Is It Safe To Dye Your Hair While Pregnant?

There are so many rules you need to remember when you first get pregnant that it's hard to keep up. Not only do you have to remind yourself of the tiny human growing inside you, but you need to keep note of what you can and can't eat while coping with common pregnancy problems like morning sickness. When it comes to your beauty routine, you start to question everything, from your choice of moisturizer to your choice of shampoo. Luckily, provided your products don't contain any harmful chemicals, your beauty regime can remain relatively the same. But is it safe to dye your hair while pregnant?

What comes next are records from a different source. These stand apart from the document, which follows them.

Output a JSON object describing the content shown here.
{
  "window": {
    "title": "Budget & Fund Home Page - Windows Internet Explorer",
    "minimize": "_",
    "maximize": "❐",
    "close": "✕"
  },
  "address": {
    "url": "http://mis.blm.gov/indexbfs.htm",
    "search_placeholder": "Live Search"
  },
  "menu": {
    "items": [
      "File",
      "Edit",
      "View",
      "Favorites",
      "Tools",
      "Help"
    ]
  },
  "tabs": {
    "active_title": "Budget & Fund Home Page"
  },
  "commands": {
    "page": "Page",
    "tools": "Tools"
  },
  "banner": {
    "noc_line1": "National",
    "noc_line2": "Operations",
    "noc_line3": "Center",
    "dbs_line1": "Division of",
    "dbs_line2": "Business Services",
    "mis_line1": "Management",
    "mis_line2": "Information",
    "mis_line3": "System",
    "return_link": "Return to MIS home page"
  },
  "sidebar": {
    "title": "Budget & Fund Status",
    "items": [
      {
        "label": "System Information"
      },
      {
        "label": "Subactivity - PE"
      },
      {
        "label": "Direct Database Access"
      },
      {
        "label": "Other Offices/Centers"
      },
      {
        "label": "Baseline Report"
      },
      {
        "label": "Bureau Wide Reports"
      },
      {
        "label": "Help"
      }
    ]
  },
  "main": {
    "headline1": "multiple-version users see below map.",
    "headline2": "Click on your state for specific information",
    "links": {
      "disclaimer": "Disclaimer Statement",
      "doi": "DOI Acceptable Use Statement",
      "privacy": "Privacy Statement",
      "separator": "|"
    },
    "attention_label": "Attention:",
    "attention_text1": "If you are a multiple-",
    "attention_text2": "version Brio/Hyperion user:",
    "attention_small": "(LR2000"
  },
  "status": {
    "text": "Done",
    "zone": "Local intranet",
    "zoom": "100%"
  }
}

"You absolutely can dye your hair whilst pregnant," Adam Reed, co-founder of Percy & Reed, told Harper's Bazaar. "It's an urban myth that you can't!" he added. Dr. Angela Lamb, director of the Westside Mount Sinai Dermatology Faculty Practice in New York City, agrees. "It just does not stay in contact with your skin long enough to absorb into the bloodstream in a way that is harmful to a growing fetus," she told HuffPost. "My vote is that hair dye is completely fine."

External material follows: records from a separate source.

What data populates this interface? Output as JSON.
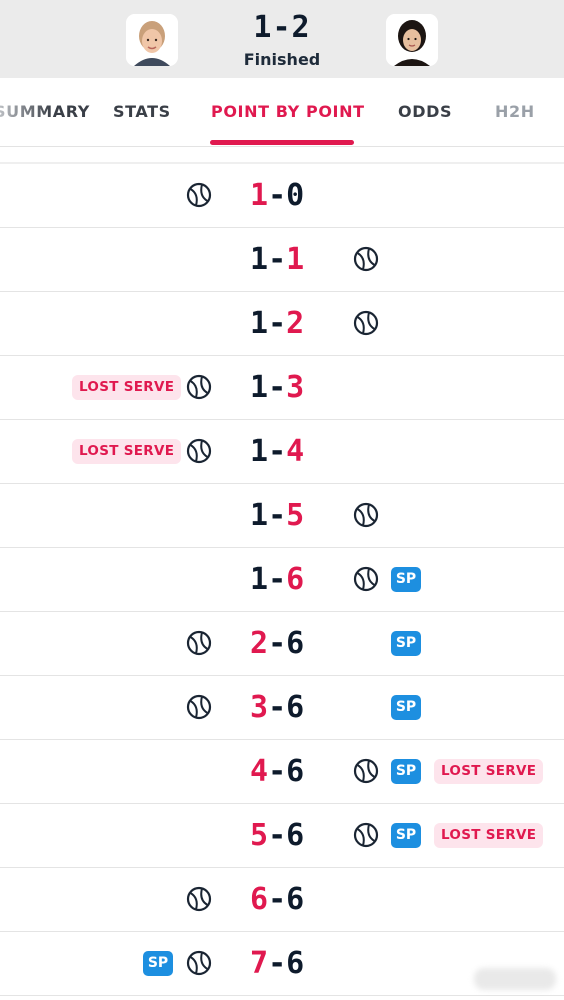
{
  "match": {
    "score": "1-2",
    "status": "Finished"
  },
  "tabs": [
    "SUMMARY",
    "STATS",
    "POINT BY POINT",
    "ODDS",
    "H2H"
  ],
  "active_tab": "POINT BY POINT",
  "labels": {
    "lost_serve": "LOST SERVE",
    "set_point": "SP"
  },
  "colors": {
    "accent": "#e0194f",
    "sp_blue": "#1d8fe0",
    "lost_bg": "#fde4ec",
    "text_dark": "#0e1b2c"
  },
  "games": [
    {
      "home": "1",
      "away": "0",
      "highlight": "home",
      "server": "home"
    },
    {
      "home": "1",
      "away": "1",
      "highlight": "away",
      "server": "away"
    },
    {
      "home": "1",
      "away": "2",
      "highlight": "away",
      "server": "away"
    },
    {
      "home": "1",
      "away": "3",
      "highlight": "away",
      "server": "home",
      "lost_serve": "home"
    },
    {
      "home": "1",
      "away": "4",
      "highlight": "away",
      "server": "home",
      "lost_serve": "home"
    },
    {
      "home": "1",
      "away": "5",
      "highlight": "away",
      "server": "away"
    },
    {
      "home": "1",
      "away": "6",
      "highlight": "away",
      "server": "away",
      "sp": "away"
    },
    {
      "home": "2",
      "away": "6",
      "highlight": "home",
      "server": "home",
      "sp": "away"
    },
    {
      "home": "3",
      "away": "6",
      "highlight": "home",
      "server": "home",
      "sp": "away"
    },
    {
      "home": "4",
      "away": "6",
      "highlight": "home",
      "server": "away",
      "sp": "away",
      "lost_serve": "away"
    },
    {
      "home": "5",
      "away": "6",
      "highlight": "home",
      "server": "away",
      "sp": "away",
      "lost_serve": "away"
    },
    {
      "home": "6",
      "away": "6",
      "highlight": "home",
      "server": "home"
    },
    {
      "home": "7",
      "away": "6",
      "highlight": "home",
      "server": "home",
      "sp": "home"
    }
  ]
}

Pregnancy may cause chemical sensitivity

However, Fran Dixon, creative colourist at Hari's Salon in London, is quick to point out that it's best to wait to refresh your roots until the first trimester's over to be extra safe. "Women usually wait until after the initial 12 weeks (or first trimester) of pregnancy when any potential risks are much lower," Dixon told Harper's Bazaar. If you're feeling anxious, "you can convert from all-over colors to highlights, so that the dye doesn't come into contact with the scalp," or switch to ammonia-free colors, she added.

If you're past the 12-week point, it's also important to be aware that being pregnant may cause your skin to react differently to chemicals than it usually would. Shannon Lewis, color director at Neville Hair & Beauty, and Anna Short, color director at Daniel Galvin, warn that it can even change the final color and smell of the hair dye. Always be sure to do a patch test before the treatment begins, they told Harper's Bazaar, and if you experience any irritation, do not proceed. Above all else, it's a good idea to ask your doctor, just to be on the safe side.